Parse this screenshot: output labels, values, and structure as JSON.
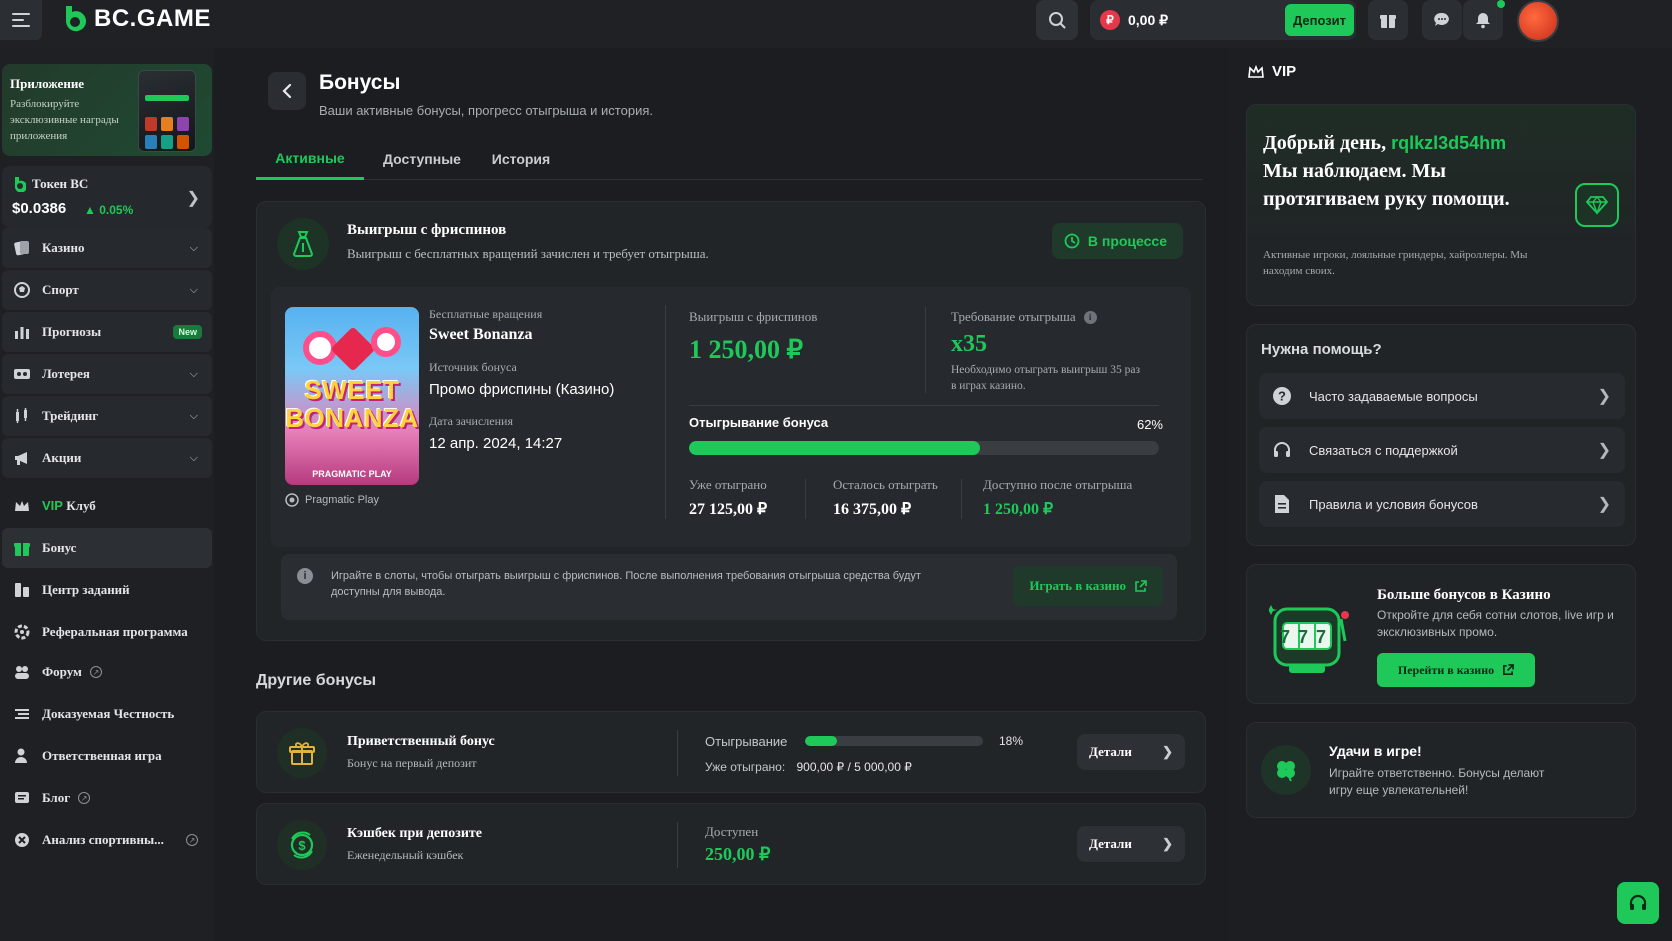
{
  "header": {
    "logo_text": "BC.GAME",
    "balance": "0,00 ₽",
    "currency_symbol": "₽",
    "deposit_label": "Депозит"
  },
  "sidebar": {
    "app_promo": {
      "title": "Приложение",
      "subtitle": "Разблокируйте эксклюзивные награды приложения"
    },
    "token": {
      "title": "Токен BC",
      "price": "$0.0386",
      "change": "0.05%"
    },
    "items": [
      {
        "label": "Казино",
        "icon": "cards-icon"
      },
      {
        "label": "Спорт",
        "icon": "ball-icon"
      },
      {
        "label": "Прогнозы",
        "icon": "chart-icon",
        "badge": "New"
      },
      {
        "label": "Лотерея",
        "icon": "ticket-icon"
      },
      {
        "label": "Трейдинг",
        "icon": "trading-icon"
      },
      {
        "label": "Акции",
        "icon": "megaphone-icon"
      },
      {
        "label_accent": "VIP",
        "label": "Клуб",
        "icon": "crown-icon"
      },
      {
        "label": "Бонус",
        "icon": "gift-icon"
      },
      {
        "label": "Центр заданий",
        "icon": "tasks-icon"
      },
      {
        "label": "Реферальная программа",
        "icon": "referral-icon"
      },
      {
        "label": "Форум",
        "icon": "forum-icon"
      },
      {
        "label": "Доказуемая Честность",
        "icon": "fairness-icon"
      },
      {
        "label": "Ответственная игра",
        "icon": "responsible-icon"
      },
      {
        "label": "Блог",
        "icon": "blog-icon"
      },
      {
        "label": "Анализ спортивны...",
        "icon": "analysis-icon"
      }
    ]
  },
  "main": {
    "title": "Бонусы",
    "subtitle": "Ваши активные бонусы, прогресс отыгрыша и история.",
    "tabs": [
      "Активные",
      "Доступные",
      "История"
    ],
    "active_bonus": {
      "title": "Выигрыш с фриспинов",
      "subtitle": "Выигрыш с бесплатных вращений зачислен и требует отыгрыша.",
      "status": "В процессе",
      "game_type_label": "Бесплатные вращения",
      "game_name": "Sweet Bonanza",
      "source_label": "Источник бонуса",
      "source_value": "Промо фриспины (Казино)",
      "date_label": "Дата зачисления",
      "date_value": "12 апр. 2024, 14:27",
      "provider": "Pragmatic Play",
      "thumb_title_1": "SWEET",
      "thumb_title_2": "BONANZA",
      "thumb_brand": "PRAGMATIC PLAY",
      "winnings_label": "Выигрыш с фриспинов",
      "winnings_value": "1 250,00 ₽",
      "wager_label": "Требование отыгрыша",
      "wager_value": "x35",
      "wager_note": "Необходимо отыграть выигрыш 35 раз в играх казино.",
      "progress_label": "Отыгрывание бонуса",
      "progress_percent_text": "62%",
      "progress_fraction": 0.62,
      "wagered_label": "Уже отыграно",
      "wagered_value": "27 125,00 ₽",
      "remaining_label": "Осталось отыграть",
      "remaining_value": "16 375,00 ₽",
      "available_label": "Доступно после отыгрыша",
      "available_value": "1 250,00 ₽",
      "info_text": "Играйте в слоты, чтобы отыграть выигрыш с фриспинов. После выполнения требования отыгрыша средства будут доступны для вывода.",
      "play_button": "Играть в казино"
    },
    "other_title": "Другие бонусы",
    "other_bonuses": [
      {
        "title": "Приветственный бонус",
        "subtitle": "Бонус на первый депозит",
        "progress_label": "Отыгрывание",
        "progress_percent_text": "18%",
        "progress_fraction": 0.18,
        "wagered_label": "Уже отыграно:",
        "wagered_value": "900,00 ₽  /  5 000,00 ₽",
        "button": "Детали"
      },
      {
        "title": "Кэшбек при депозите",
        "subtitle": "Еженедельный кэшбек",
        "available_label": "Доступен",
        "available_value": "250,00 ₽",
        "button": "Детали"
      }
    ]
  },
  "right": {
    "vip_label": "VIP",
    "greeting_prefix": "Добрый день,",
    "username": "rqlkzl3d54hm",
    "greeting_body": "Мы наблюдаем. Мы протягиваем руку помощи.",
    "vip_note": "Активные игроки, лояльные гриндеры, хайроллеры. Мы находим своих.",
    "help_title": "Нужна помощь?",
    "help_items": [
      "Часто задаваемые вопросы",
      "Связаться с поддержкой",
      "Правила и условия бонусов"
    ],
    "casino_title": "Больше бонусов в Казино",
    "casino_sub": "Откройте для себя сотни слотов, live игр и эксклюзивных промо.",
    "casino_button": "Перейти в казино",
    "luck_title": "Удачи в игре!",
    "luck_sub": "Играйте ответственно. Бонусы делают игру еще увлекательней!",
    "slot_digits": "777"
  },
  "colors": {
    "accent": "#1ec95a",
    "background": "#1b1d20",
    "card": "#222528"
  }
}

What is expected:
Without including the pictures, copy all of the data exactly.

Answer to this problem:
Parse this screenshot: output labels, values, and structure as JSON.
{
  "header": {
    "logo_text": "BC.GAME",
    "balance": "0,00 ₽",
    "currency_symbol": "₽",
    "deposit_label": "Депозит"
  },
  "sidebar": {
    "app_promo": {
      "title": "Приложение",
      "subtitle": "Разблокируйте эксклюзивные награды приложения"
    },
    "token": {
      "title": "Токен BC",
      "price": "$0.0386",
      "change": "0.05%"
    },
    "items": [
      {
        "label": "Казино",
        "icon": "cards-icon"
      },
      {
        "label": "Спорт",
        "icon": "ball-icon"
      },
      {
        "label": "Прогнозы",
        "icon": "chart-icon",
        "badge": "New"
      },
      {
        "label": "Лотерея",
        "icon": "ticket-icon"
      },
      {
        "label": "Трейдинг",
        "icon": "trading-icon"
      },
      {
        "label": "Акции",
        "icon": "megaphone-icon"
      },
      {
        "label_accent": "VIP",
        "label": "Клуб",
        "icon": "crown-icon"
      },
      {
        "label": "Бонус",
        "icon": "gift-icon"
      },
      {
        "label": "Центр заданий",
        "icon": "tasks-icon"
      },
      {
        "label": "Реферальная программа",
        "icon": "referral-icon"
      },
      {
        "label": "Форум",
        "icon": "forum-icon"
      },
      {
        "label": "Доказуемая Честность",
        "icon": "fairness-icon"
      },
      {
        "label": "Ответственная игра",
        "icon": "responsible-icon"
      },
      {
        "label": "Блог",
        "icon": "blog-icon"
      },
      {
        "label": "Анализ спортивны...",
        "icon": "analysis-icon"
      }
    ]
  },
  "main": {
    "title": "Бонусы",
    "subtitle": "Ваши активные бонусы, прогресс отыгрыша и история.",
    "tabs": [
      "Активные",
      "Доступные",
      "История"
    ],
    "active_bonus": {
      "title": "Выигрыш с фриспинов",
      "subtitle": "Выигрыш с бесплатных вращений зачислен и требует отыгрыша.",
      "status": "В процессе",
      "game_type_label": "Бесплатные вращения",
      "game_name": "Sweet Bonanza",
      "source_label": "Источник бонуса",
      "source_value": "Промо фриспины (Казино)",
      "date_label": "Дата зачисления",
      "date_value": "12 апр. 2024, 14:27",
      "provider": "Pragmatic Play",
      "thumb_title_1": "SWEET",
      "thumb_title_2": "BONANZA",
      "thumb_brand": "PRAGMATIC PLAY",
      "winnings_label": "Выигрыш с фриспинов",
      "winnings_value": "1 250,00 ₽",
      "wager_label": "Требование отыгрыша",
      "wager_value": "x35",
      "wager_note": "Необходимо отыграть выигрыш 35 раз в играх казино.",
      "progress_label": "Отыгрывание бонуса",
      "progress_percent_text": "62%",
      "progress_fraction": 0.62,
      "wagered_label": "Уже отыграно",
      "wagered_value": "27 125,00 ₽",
      "remaining_label": "Осталось отыграть",
      "remaining_value": "16 375,00 ₽",
      "available_label": "Доступно после отыгрыша",
      "available_value": "1 250,00 ₽",
      "info_text": "Играйте в слоты, чтобы отыграть выигрыш с фриспинов. После выполнения требования отыгрыша средства будут доступны для вывода.",
      "play_button": "Играть в казино"
    },
    "other_title": "Другие бонусы",
    "other_bonuses": [
      {
        "title": "Приветственный бонус",
        "subtitle": "Бонус на первый депозит",
        "progress_label": "Отыгрывание",
        "progress_percent_text": "18%",
        "progress_fraction": 0.18,
        "wagered_label": "Уже отыграно:",
        "wagered_value": "900,00 ₽  /  5 000,00 ₽",
        "button": "Детали"
      },
      {
        "title": "Кэшбек при депозите",
        "subtitle": "Еженедельный кэшбек",
        "available_label": "Доступен",
        "available_value": "250,00 ₽",
        "button": "Детали"
      }
    ]
  },
  "right": {
    "vip_label": "VIP",
    "greeting_prefix": "Добрый день,",
    "username": "rqlkzl3d54hm",
    "greeting_body": "Мы наблюдаем. Мы протягиваем руку помощи.",
    "vip_note": "Активные игроки, лояльные гриндеры, хайроллеры. Мы находим своих.",
    "help_title": "Нужна помощь?",
    "help_items": [
      "Часто задаваемые вопросы",
      "Связаться с поддержкой",
      "Правила и условия бонусов"
    ],
    "casino_title": "Больше бонусов в Казино",
    "casino_sub": "Откройте для себя сотни слотов, live игр и эксклюзивных промо.",
    "casino_button": "Перейти в казино",
    "luck_title": "Удачи в игре!",
    "luck_sub": "Играйте ответственно. Бонусы делают игру еще увлекательней!",
    "slot_digits": "777"
  },
  "colors": {
    "accent": "#1ec95a",
    "background": "#1b1d20",
    "card": "#222528"
  }
}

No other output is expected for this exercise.